Wilson B. wrote:

Specifically, the code that freaks out is:
def convert_to(text, to, from)

rescue Iconv::IllegalSequence, Errno::EINVAL

So this test fixture is still going to fail. It will need to be updated
like
so:
-rescue Iconv::IllegalSequence, Errno::EINVAL
+rescue Iconv::IllegalSequence, Iconv::InvalidEncoding

Cheers,
Dave


#14

On 12/14/05, Dave B. removed_email_address@domain.invalid wrote:

Iconv::InvalidEncoding - that makes sense, but apparently isn’t used here.
concerned about potential incompatibility issues between it and Ruby 1.8.2.
So this test fixture is still going to fail. It will need to be updated like
so:
-rescue Iconv::IllegalSequence, Errno::EINVAL
+rescue Iconv::IllegalSequence, Iconv::InvalidEncoding

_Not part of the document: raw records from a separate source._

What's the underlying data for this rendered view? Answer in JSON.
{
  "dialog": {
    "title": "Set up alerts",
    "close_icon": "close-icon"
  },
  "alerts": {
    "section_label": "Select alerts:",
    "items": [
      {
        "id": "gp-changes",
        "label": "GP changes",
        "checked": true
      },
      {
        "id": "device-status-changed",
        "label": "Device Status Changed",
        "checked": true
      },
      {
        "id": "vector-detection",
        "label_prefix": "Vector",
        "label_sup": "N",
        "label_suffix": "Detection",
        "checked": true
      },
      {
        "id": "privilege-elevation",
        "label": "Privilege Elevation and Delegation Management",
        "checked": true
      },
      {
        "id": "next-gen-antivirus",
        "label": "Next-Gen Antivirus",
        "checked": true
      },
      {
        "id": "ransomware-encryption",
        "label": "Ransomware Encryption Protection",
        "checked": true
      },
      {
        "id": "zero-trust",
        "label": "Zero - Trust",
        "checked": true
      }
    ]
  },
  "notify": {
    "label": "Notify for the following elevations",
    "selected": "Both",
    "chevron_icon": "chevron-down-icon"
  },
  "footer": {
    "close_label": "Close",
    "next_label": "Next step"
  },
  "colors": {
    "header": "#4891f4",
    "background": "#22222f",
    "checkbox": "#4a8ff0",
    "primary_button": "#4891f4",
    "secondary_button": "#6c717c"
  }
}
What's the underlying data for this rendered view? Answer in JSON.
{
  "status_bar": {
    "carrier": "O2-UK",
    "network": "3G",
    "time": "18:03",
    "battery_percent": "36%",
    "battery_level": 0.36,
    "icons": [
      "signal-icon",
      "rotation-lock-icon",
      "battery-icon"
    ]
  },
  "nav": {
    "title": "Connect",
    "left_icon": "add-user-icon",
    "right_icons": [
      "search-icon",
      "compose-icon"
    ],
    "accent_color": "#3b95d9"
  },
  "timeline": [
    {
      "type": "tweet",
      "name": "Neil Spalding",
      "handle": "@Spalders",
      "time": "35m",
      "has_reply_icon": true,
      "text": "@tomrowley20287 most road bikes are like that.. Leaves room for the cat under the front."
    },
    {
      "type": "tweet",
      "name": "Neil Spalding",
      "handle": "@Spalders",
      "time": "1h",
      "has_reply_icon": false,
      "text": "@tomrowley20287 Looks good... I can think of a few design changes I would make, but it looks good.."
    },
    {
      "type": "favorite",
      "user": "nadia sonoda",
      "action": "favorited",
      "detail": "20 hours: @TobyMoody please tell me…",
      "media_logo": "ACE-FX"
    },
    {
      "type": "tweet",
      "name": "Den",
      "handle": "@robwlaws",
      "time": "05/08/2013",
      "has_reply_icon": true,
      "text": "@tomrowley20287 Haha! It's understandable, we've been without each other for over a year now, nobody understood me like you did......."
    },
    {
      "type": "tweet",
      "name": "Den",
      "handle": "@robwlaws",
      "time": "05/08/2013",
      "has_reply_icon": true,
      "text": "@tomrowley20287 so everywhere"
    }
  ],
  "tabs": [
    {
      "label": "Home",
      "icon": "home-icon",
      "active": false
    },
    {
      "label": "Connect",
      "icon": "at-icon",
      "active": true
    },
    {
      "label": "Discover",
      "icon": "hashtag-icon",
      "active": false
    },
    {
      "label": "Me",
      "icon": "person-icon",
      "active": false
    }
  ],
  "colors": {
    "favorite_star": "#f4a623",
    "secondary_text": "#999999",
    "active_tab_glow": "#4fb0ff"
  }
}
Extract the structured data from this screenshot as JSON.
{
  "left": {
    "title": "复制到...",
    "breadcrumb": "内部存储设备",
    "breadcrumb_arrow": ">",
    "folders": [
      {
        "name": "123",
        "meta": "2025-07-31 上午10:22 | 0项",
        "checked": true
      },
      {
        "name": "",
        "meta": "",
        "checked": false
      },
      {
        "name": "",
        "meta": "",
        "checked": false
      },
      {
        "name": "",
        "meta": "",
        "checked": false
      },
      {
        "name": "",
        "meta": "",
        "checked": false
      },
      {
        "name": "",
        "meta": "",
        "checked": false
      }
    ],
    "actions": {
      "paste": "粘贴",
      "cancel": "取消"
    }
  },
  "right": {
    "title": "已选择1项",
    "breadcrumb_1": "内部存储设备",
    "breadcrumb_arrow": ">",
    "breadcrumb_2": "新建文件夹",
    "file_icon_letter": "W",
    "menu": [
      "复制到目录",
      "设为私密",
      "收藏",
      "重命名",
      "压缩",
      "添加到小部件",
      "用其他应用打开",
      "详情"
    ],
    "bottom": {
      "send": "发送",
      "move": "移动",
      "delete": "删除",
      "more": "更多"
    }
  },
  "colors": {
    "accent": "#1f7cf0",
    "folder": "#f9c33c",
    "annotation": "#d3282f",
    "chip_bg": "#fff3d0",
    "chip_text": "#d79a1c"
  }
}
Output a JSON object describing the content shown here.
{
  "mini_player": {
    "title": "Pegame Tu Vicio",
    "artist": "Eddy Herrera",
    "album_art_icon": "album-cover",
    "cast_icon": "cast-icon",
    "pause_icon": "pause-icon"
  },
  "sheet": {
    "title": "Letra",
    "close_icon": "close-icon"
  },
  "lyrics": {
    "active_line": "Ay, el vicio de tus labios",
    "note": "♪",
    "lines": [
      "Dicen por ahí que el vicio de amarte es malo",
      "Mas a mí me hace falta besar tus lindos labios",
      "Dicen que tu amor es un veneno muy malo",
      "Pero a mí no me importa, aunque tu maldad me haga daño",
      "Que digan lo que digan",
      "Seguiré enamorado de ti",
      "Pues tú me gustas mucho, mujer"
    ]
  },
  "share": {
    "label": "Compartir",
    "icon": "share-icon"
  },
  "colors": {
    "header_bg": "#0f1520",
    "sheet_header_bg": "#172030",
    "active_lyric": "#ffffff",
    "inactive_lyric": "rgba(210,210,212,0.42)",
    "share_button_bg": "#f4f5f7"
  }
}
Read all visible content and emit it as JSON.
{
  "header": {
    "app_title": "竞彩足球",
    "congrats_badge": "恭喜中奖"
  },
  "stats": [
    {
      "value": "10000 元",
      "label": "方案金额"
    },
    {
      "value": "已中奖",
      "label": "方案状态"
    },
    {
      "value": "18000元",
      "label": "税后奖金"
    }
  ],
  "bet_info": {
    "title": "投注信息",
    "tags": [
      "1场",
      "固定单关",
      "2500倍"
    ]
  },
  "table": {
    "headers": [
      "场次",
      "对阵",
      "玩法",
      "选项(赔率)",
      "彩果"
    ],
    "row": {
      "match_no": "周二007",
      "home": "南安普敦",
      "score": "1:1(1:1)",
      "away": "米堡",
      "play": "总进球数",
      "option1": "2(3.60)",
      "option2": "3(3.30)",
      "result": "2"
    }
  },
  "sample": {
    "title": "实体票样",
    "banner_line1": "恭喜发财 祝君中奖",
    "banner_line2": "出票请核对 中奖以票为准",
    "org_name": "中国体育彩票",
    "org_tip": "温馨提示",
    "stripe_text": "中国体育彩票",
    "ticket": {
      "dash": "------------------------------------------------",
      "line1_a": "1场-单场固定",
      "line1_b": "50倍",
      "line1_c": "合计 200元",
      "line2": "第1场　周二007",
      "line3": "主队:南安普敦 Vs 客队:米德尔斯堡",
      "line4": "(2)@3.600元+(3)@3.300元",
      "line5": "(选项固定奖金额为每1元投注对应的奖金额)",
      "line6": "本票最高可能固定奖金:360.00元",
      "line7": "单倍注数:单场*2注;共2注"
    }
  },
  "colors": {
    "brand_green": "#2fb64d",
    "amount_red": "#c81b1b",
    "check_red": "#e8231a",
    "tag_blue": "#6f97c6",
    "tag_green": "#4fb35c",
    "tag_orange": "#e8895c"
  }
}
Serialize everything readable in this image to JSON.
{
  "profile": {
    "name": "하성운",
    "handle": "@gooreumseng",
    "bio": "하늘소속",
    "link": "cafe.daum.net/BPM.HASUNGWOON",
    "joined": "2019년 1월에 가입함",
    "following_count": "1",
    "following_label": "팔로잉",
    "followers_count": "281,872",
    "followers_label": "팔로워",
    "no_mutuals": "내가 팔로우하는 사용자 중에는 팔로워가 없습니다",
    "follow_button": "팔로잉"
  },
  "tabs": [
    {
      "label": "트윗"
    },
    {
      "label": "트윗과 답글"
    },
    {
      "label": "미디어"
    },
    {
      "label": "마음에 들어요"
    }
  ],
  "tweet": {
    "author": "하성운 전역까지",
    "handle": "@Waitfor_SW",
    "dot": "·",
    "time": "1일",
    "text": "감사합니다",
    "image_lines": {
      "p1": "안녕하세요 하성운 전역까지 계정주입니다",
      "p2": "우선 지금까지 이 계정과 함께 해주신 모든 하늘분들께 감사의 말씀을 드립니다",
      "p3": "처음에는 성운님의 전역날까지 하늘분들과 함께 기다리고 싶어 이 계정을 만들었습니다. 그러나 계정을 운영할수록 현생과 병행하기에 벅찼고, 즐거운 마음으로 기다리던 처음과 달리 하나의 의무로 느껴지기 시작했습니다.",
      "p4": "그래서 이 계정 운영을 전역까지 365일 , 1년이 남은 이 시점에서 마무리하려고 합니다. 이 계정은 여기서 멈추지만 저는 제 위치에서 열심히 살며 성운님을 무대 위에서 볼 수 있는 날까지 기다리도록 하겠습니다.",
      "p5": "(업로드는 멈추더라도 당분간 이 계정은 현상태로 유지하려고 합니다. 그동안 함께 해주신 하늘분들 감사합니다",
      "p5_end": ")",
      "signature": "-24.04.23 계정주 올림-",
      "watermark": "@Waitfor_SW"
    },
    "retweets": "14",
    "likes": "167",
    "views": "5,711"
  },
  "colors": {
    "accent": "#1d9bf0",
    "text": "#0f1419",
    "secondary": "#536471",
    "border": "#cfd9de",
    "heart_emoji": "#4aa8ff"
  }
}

Cool. Thank you for this. I replaced my iconv.so file with the one
from the zip file above, and as you predicted, things now work this
way:
C:\ruby\lib\ruby\gems\1.8\gems\actionmailer-1.1.5\test>ruby
mail_service_test.rb
Loaded suite mail_service_test
Started
…F…
Finished in 0.453 seconds.

  1. Failure:
    test_decode_message_with_unknown_charset(ActionMailerTest)
    [mail_service_test.rb:718]:
    Exception raised:
    Class: Iconv::InvalidEncoding
    Message: <“invalid encoding (“utf-8”, “X-UNKNOWN”)”>
    —Backtrace—
    ./…/lib/action_mailer/vendor/tmail/quoting.rb:82:in iconv' ./../lib/action_mailer/vendor/tmail/quoting.rb:82:inconvert_to’
    ./…/lib/action_mailer/vendor/tmail/quoting.rb:17:in unquoted_body' ./../lib/action_mailer/vendor/tmail/quoting.rb:43:inbody’
    mail_service_test.rb:718:in test_decode_message_with_unknown_charset' mail_service_test.rb:718:inassert_nothing_raised’
    mail_service_test.rb:718:in `test_decode_message_with_unknown_charset’

46 tests, 137 assertions, 1 failures, 0 errors

Time for a change to that ‘rescue’ clause, I’d say.

Thanks,
–Wilson.